Shared Risks Between Schizophrenia and Bipolar Disorder
In a large GWAS by the ISC that included 3,322 European schizophrenia cases and 3,587 controls,16 we analyzed more than 1 million SNPs. This 2009 Nature report implicated a major histocompatibility complex on chromosome 6p. We also estimated that common polygenic variations of small individual effects could represent at least one-third of the total variation in schizophrenia risk. These findings were replicated in concurrently published reports by other investigators.17,18
The Psychiatric Genomics Collaboration (PGC): Need for Larger Sample Sizes

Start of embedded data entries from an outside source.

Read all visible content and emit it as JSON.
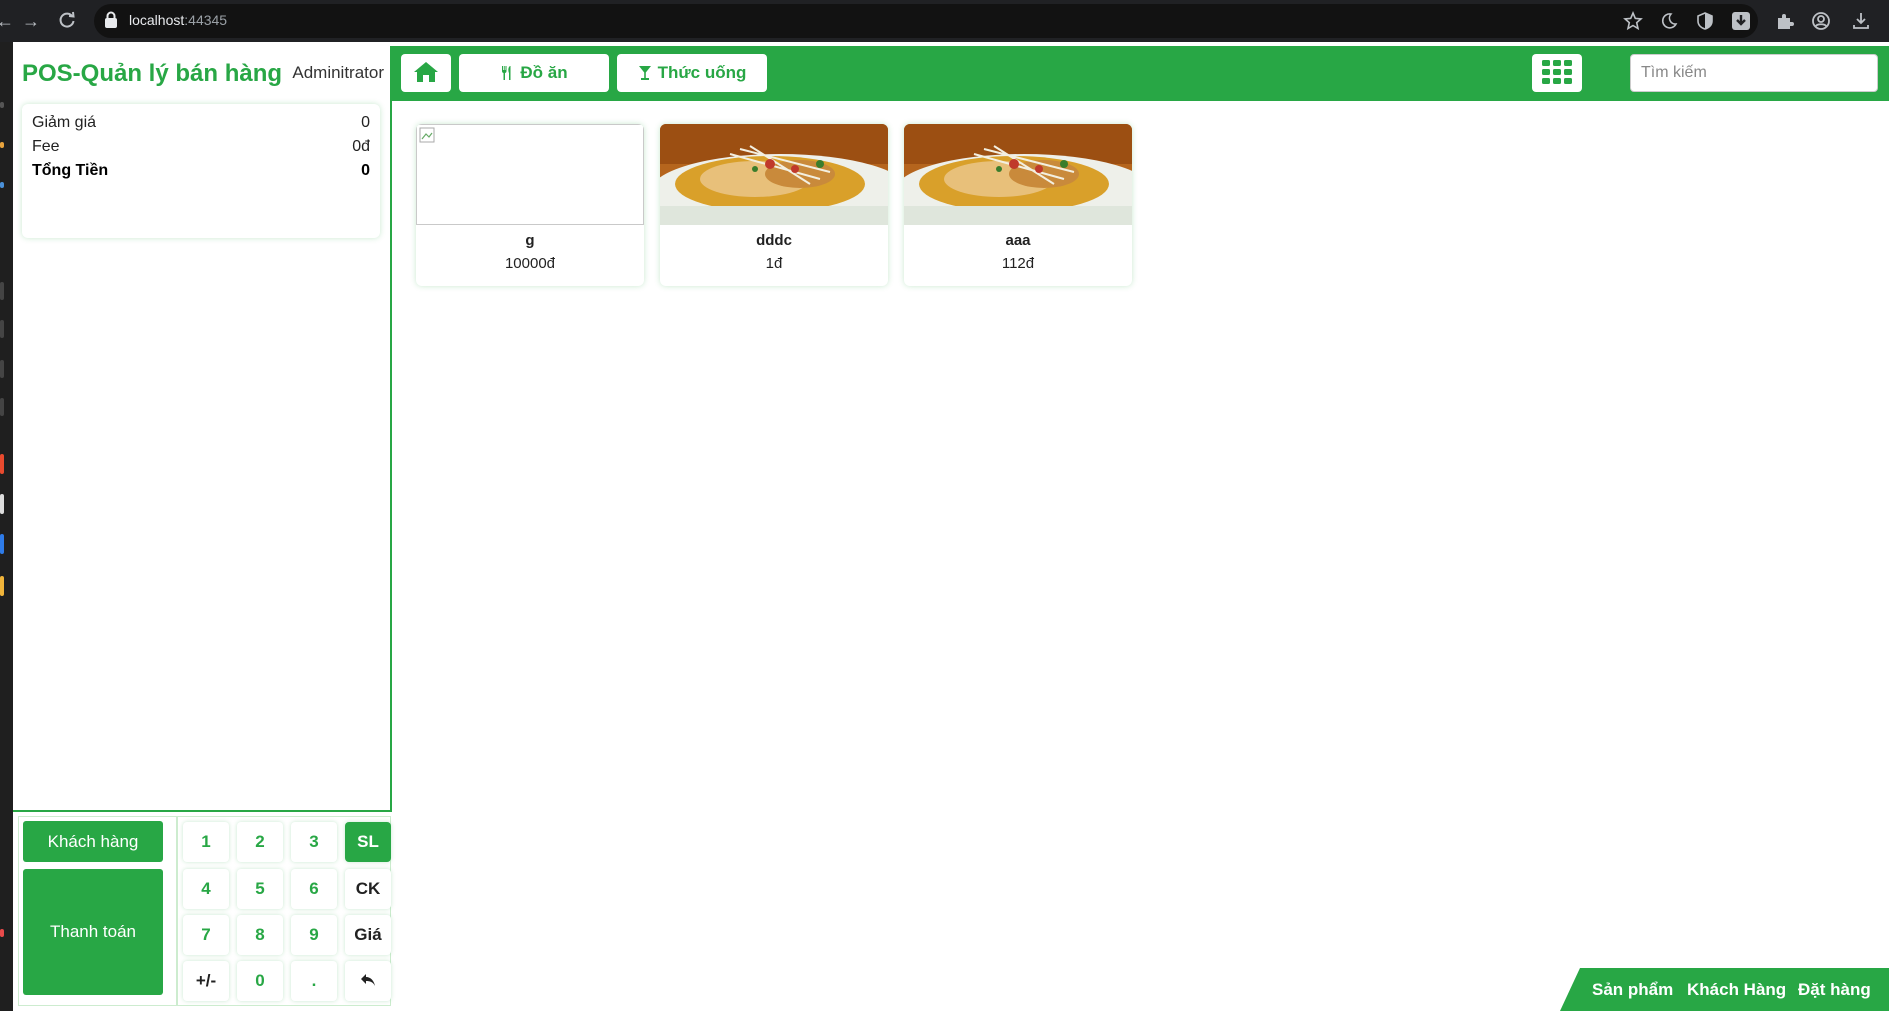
{
  "browser": {
    "url_host": "localhost",
    "url_port": ":44345"
  },
  "app": {
    "title": "POS-Quản lý bán hàng",
    "user": "Adminitrator"
  },
  "summary": {
    "discount_label": "Giảm giá",
    "discount_value": "0",
    "fee_label": "Fee",
    "fee_value": "0đ",
    "total_label": "Tổng Tiền",
    "total_value": "0"
  },
  "keypad": {
    "customer_label": "Khách hàng",
    "pay_label": "Thanh toán",
    "keys": [
      "1",
      "2",
      "3",
      "SL",
      "4",
      "5",
      "6",
      "CK",
      "7",
      "8",
      "9",
      "Giá",
      "+/-",
      "0",
      ".",
      "↶"
    ]
  },
  "toolbar": {
    "food_label": "Đồ ăn",
    "drinks_label": "Thức uống",
    "search_placeholder": "Tìm kiếm"
  },
  "products": [
    {
      "name": "g",
      "price": "10000đ",
      "has_image": false
    },
    {
      "name": "dddc",
      "price": "1đ",
      "has_image": true
    },
    {
      "name": "aaa",
      "price": "112đ",
      "has_image": true
    }
  ],
  "bottom_nav": {
    "products": "Sản phẩm",
    "customers": "Khách Hàng",
    "orders": "Đặt hàng"
  },
  "colors": {
    "accent": "#28a745",
    "chrome": "#202124"
  }
}
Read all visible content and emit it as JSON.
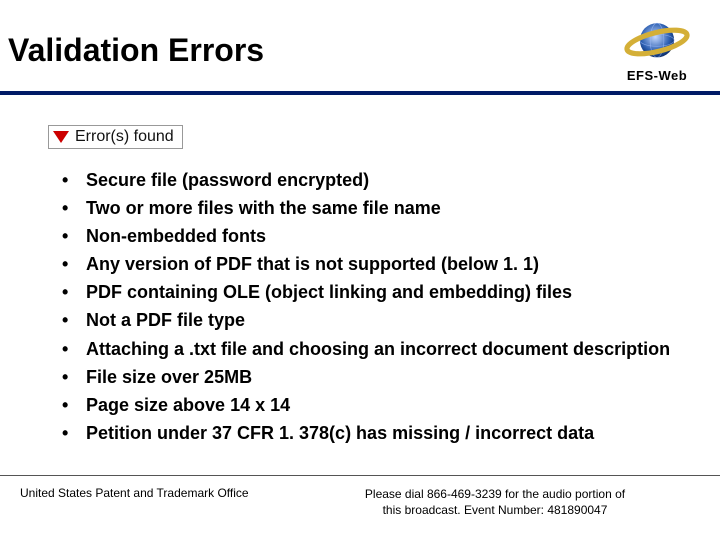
{
  "header": {
    "title": "Validation Errors",
    "logo_text": "EFS-Web"
  },
  "error_badge": "Error(s) found",
  "errors": [
    "Secure file (password encrypted)",
    "Two or more files with the same file name",
    "Non-embedded fonts",
    "Any version of PDF that is not supported (below 1. 1)",
    "PDF containing OLE (object linking and embedding) files",
    "Not a PDF file type",
    "Attaching a .txt file and choosing an incorrect document description",
    "File size over 25MB",
    "Page size above 14 x 14",
    "Petition under 37 CFR 1. 378(c) has missing / incorrect data"
  ],
  "footer": {
    "left": "United States Patent and Trademark Office",
    "right_line1": "Please dial 866-469-3239 for the audio portion of",
    "right_line2": "this broadcast. Event Number: 481890047"
  }
}
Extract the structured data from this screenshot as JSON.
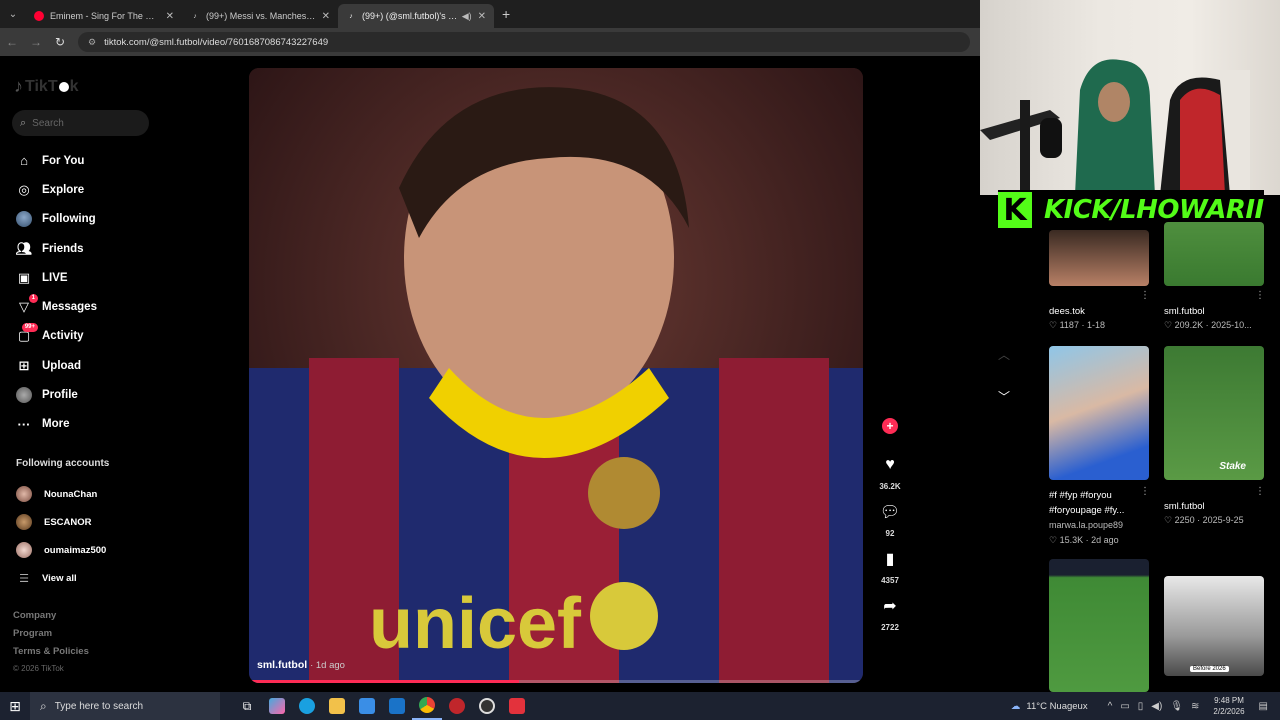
{
  "browser": {
    "tabs": [
      {
        "title": "Eminem - Sing For The Moment",
        "icon": "youtube-icon"
      },
      {
        "title": "(99+) Messi vs. Manchester City",
        "icon": "tiktok-icon"
      },
      {
        "title": "(99+) (@sml.futbol)'s video",
        "icon": "tiktok-icon"
      }
    ],
    "url": "tiktok.com/@sml.futbol/video/7601687086743227649"
  },
  "sidebar": {
    "logo": "TikTok",
    "search_placeholder": "Search",
    "nav": [
      {
        "label": "For You",
        "icon": "home-icon"
      },
      {
        "label": "Explore",
        "icon": "compass-icon"
      },
      {
        "label": "Following",
        "icon": "avatar-icon"
      },
      {
        "label": "Friends",
        "icon": "friends-icon"
      },
      {
        "label": "LIVE",
        "icon": "live-icon"
      },
      {
        "label": "Messages",
        "icon": "messages-icon",
        "badge": "1"
      },
      {
        "label": "Activity",
        "icon": "activity-icon",
        "badge": "99+"
      },
      {
        "label": "Upload",
        "icon": "upload-icon"
      },
      {
        "label": "Profile",
        "icon": "profile-icon"
      },
      {
        "label": "More",
        "icon": "more-icon"
      }
    ],
    "following_title": "Following accounts",
    "accounts": [
      "NounaChan",
      "ESCANOR",
      "oumaimaz500"
    ],
    "view_all": "View all",
    "footer": [
      "Company",
      "Program",
      "Terms & Policies"
    ],
    "copyright": "© 2026 TikTok"
  },
  "video": {
    "author": "sml.futbol",
    "ago": "· 1d ago",
    "progress": 0.44
  },
  "actions": {
    "likes": "36.2K",
    "comments": "92",
    "saves": "4357",
    "shares": "2722"
  },
  "overlay": {
    "kick_text": "KICK/LHOWARII",
    "kick_logo": "K"
  },
  "recommended": [
    {
      "title": "dees.tok",
      "likes": "1187",
      "date": "1-18"
    },
    {
      "title": "sml.futbol",
      "likes": "209.2K",
      "date": "2025-10..."
    },
    {
      "title": "#f #fyp #foryou #foryoupage #fy...",
      "author": "marwa.la.poupe89",
      "likes": "15.3K",
      "date": "2d ago"
    },
    {
      "title": "sml.futbol",
      "likes": "2250",
      "date": "2025-9-25"
    }
  ],
  "thumb_text": {
    "stake": "Stake",
    "before": "Before 2026"
  },
  "taskbar": {
    "search_placeholder": "Type here to search",
    "weather": "11°C  Nuageux",
    "time": "9:48 PM",
    "date": "2/2/2026"
  }
}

The ISC analyses, although replicating some finds and identifying new risk variants, is underpowered to identify all disease-associated loci. Much larger sample sizes are necessary. In recognition of this fact, more extensive collaborative networks have been developed. The PGC is an international consortium formed in 2007 that contains samples from more than 170,000 individuals worldwide with diseases such as schizophrenia, bipolar disorder, autism, obsessive compulsive disorder (OCD), post-traumatic stress disorder (PTSD), and major depressive disorder. The Genomic Psychiatry Cohort, described next, is an essential contributor to the PGC federation.